◆ DIRECTIONS: When you repeat the entries, reproduce each line exactly and omit every picture.

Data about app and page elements
::::::::

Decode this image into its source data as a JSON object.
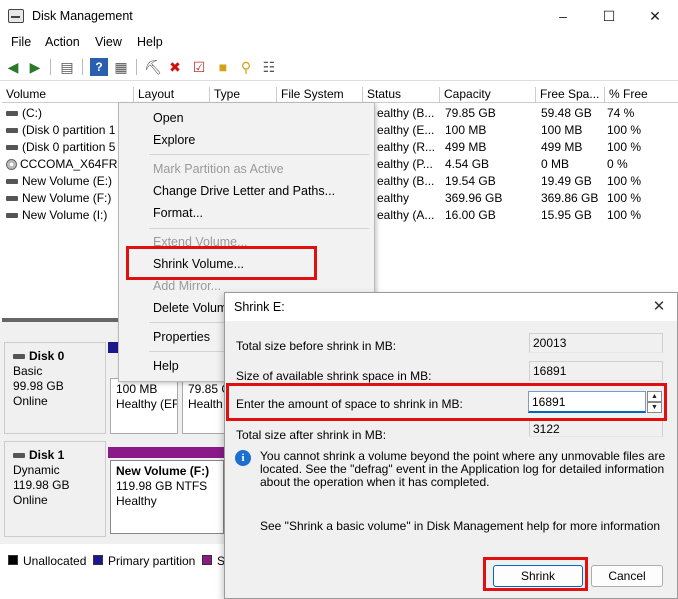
{
  "window": {
    "title": "Disk Management"
  },
  "menu": [
    "File",
    "Action",
    "View",
    "Help"
  ],
  "columns": [
    "Volume",
    "Layout",
    "Type",
    "File System",
    "Status",
    "Capacity",
    "Free Spa...",
    "% Free"
  ],
  "volumes": [
    {
      "name": "(C:)",
      "status": "ealthy (B...",
      "capacity": "79.85 GB",
      "free": "59.48 GB",
      "pct": "74 %",
      "icon": "drive"
    },
    {
      "name": "(Disk 0 partition 1",
      "status": "ealthy (E...",
      "capacity": "100 MB",
      "free": "100 MB",
      "pct": "100 %",
      "icon": "drive"
    },
    {
      "name": "(Disk 0 partition 5",
      "status": "ealthy (R...",
      "capacity": "499 MB",
      "free": "499 MB",
      "pct": "100 %",
      "icon": "drive"
    },
    {
      "name": "CCCOMA_X64FRE",
      "status": "ealthy (P...",
      "capacity": "4.54 GB",
      "free": "0 MB",
      "pct": "0 %",
      "icon": "cd"
    },
    {
      "name": "New Volume (E:)",
      "status": "ealthy (B...",
      "capacity": "19.54 GB",
      "free": "19.49 GB",
      "pct": "100 %",
      "icon": "drive"
    },
    {
      "name": "New Volume (F:)",
      "status": "ealthy",
      "capacity": "369.96 GB",
      "free": "369.86 GB",
      "pct": "100 %",
      "icon": "drive"
    },
    {
      "name": "New Volume (I:)",
      "status": "ealthy (A...",
      "capacity": "16.00 GB",
      "free": "15.95 GB",
      "pct": "100 %",
      "icon": "drive"
    }
  ],
  "context_menu": {
    "open": "Open",
    "explore": "Explore",
    "mark_active": "Mark Partition as Active",
    "change_letter": "Change Drive Letter and Paths...",
    "format": "Format...",
    "extend": "Extend Volume...",
    "shrink": "Shrink Volume...",
    "add_mirror": "Add Mirror...",
    "delete": "Delete Volume...",
    "properties": "Properties",
    "help": "Help"
  },
  "disks": [
    {
      "name": "Disk 0",
      "type": "Basic",
      "size": "99.98 GB",
      "state": "Online"
    },
    {
      "name": "Disk 1",
      "type": "Dynamic",
      "size": "119.98 GB",
      "state": "Online"
    }
  ],
  "disk0_parts": [
    {
      "size": "100 MB",
      "status": "Healthy (EF"
    },
    {
      "size": "79.85 G",
      "status": "Health"
    }
  ],
  "disk1_part": {
    "name": "New Volume  (F:)",
    "size": "119.98 GB NTFS",
    "status": "Healthy"
  },
  "legend": [
    "Unallocated",
    "Primary partition",
    "S"
  ],
  "colors": {
    "unallocated": "#000000",
    "primary": "#1a1a8a",
    "simple": "#8a1a8a",
    "highlight": "#e01010",
    "accent": "#0067c0"
  },
  "dialog": {
    "title": "Shrink E:",
    "total_before_label": "Total size before shrink in MB:",
    "total_before_value": "20013",
    "available_label": "Size of available shrink space in MB:",
    "available_value": "16891",
    "amount_label": "Enter the amount of space to shrink in MB:",
    "amount_value": "16891",
    "after_label": "Total size after shrink in MB:",
    "after_value": "3122",
    "info_text": "You cannot shrink a volume beyond the point where any unmovable files are located. See the \"defrag\" event in the Application log for detailed information about the operation when it has completed.",
    "help_text": "See \"Shrink a basic volume\" in Disk Management help for more information",
    "shrink_button": "Shrink",
    "cancel_button": "Cancel"
  }
}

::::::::

◆ OUTPUT OF THE TASK:
Decode this image into its source data as a JSON object.
{
  "window": {
    "title": "Disk Management"
  },
  "menu": [
    "File",
    "Action",
    "View",
    "Help"
  ],
  "columns": [
    "Volume",
    "Layout",
    "Type",
    "File System",
    "Status",
    "Capacity",
    "Free Spa...",
    "% Free"
  ],
  "volumes": [
    {
      "name": "(C:)",
      "status": "ealthy (B...",
      "capacity": "79.85 GB",
      "free": "59.48 GB",
      "pct": "74 %",
      "icon": "drive"
    },
    {
      "name": "(Disk 0 partition 1",
      "status": "ealthy (E...",
      "capacity": "100 MB",
      "free": "100 MB",
      "pct": "100 %",
      "icon": "drive"
    },
    {
      "name": "(Disk 0 partition 5",
      "status": "ealthy (R...",
      "capacity": "499 MB",
      "free": "499 MB",
      "pct": "100 %",
      "icon": "drive"
    },
    {
      "name": "CCCOMA_X64FRE",
      "status": "ealthy (P...",
      "capacity": "4.54 GB",
      "free": "0 MB",
      "pct": "0 %",
      "icon": "cd"
    },
    {
      "name": "New Volume (E:)",
      "status": "ealthy (B...",
      "capacity": "19.54 GB",
      "free": "19.49 GB",
      "pct": "100 %",
      "icon": "drive"
    },
    {
      "name": "New Volume (F:)",
      "status": "ealthy",
      "capacity": "369.96 GB",
      "free": "369.86 GB",
      "pct": "100 %",
      "icon": "drive"
    },
    {
      "name": "New Volume (I:)",
      "status": "ealthy (A...",
      "capacity": "16.00 GB",
      "free": "15.95 GB",
      "pct": "100 %",
      "icon": "drive"
    }
  ],
  "context_menu": {
    "open": "Open",
    "explore": "Explore",
    "mark_active": "Mark Partition as Active",
    "change_letter": "Change Drive Letter and Paths...",
    "format": "Format...",
    "extend": "Extend Volume...",
    "shrink": "Shrink Volume...",
    "add_mirror": "Add Mirror...",
    "delete": "Delete Volume...",
    "properties": "Properties",
    "help": "Help"
  },
  "disks": [
    {
      "name": "Disk 0",
      "type": "Basic",
      "size": "99.98 GB",
      "state": "Online"
    },
    {
      "name": "Disk 1",
      "type": "Dynamic",
      "size": "119.98 GB",
      "state": "Online"
    }
  ],
  "disk0_parts": [
    {
      "size": "100 MB",
      "status": "Healthy (EF"
    },
    {
      "size": "79.85 G",
      "status": "Health"
    }
  ],
  "disk1_part": {
    "name": "New Volume  (F:)",
    "size": "119.98 GB NTFS",
    "status": "Healthy"
  },
  "legend": [
    "Unallocated",
    "Primary partition",
    "S"
  ],
  "colors": {
    "unallocated": "#000000",
    "primary": "#1a1a8a",
    "simple": "#8a1a8a",
    "highlight": "#e01010",
    "accent": "#0067c0"
  },
  "dialog": {
    "title": "Shrink E:",
    "total_before_label": "Total size before shrink in MB:",
    "total_before_value": "20013",
    "available_label": "Size of available shrink space in MB:",
    "available_value": "16891",
    "amount_label": "Enter the amount of space to shrink in MB:",
    "amount_value": "16891",
    "after_label": "Total size after shrink in MB:",
    "after_value": "3122",
    "info_text": "You cannot shrink a volume beyond the point where any unmovable files are located. See the \"defrag\" event in the Application log for detailed information about the operation when it has completed.",
    "help_text": "See \"Shrink a basic volume\" in Disk Management help for more information",
    "shrink_button": "Shrink",
    "cancel_button": "Cancel"
  }
}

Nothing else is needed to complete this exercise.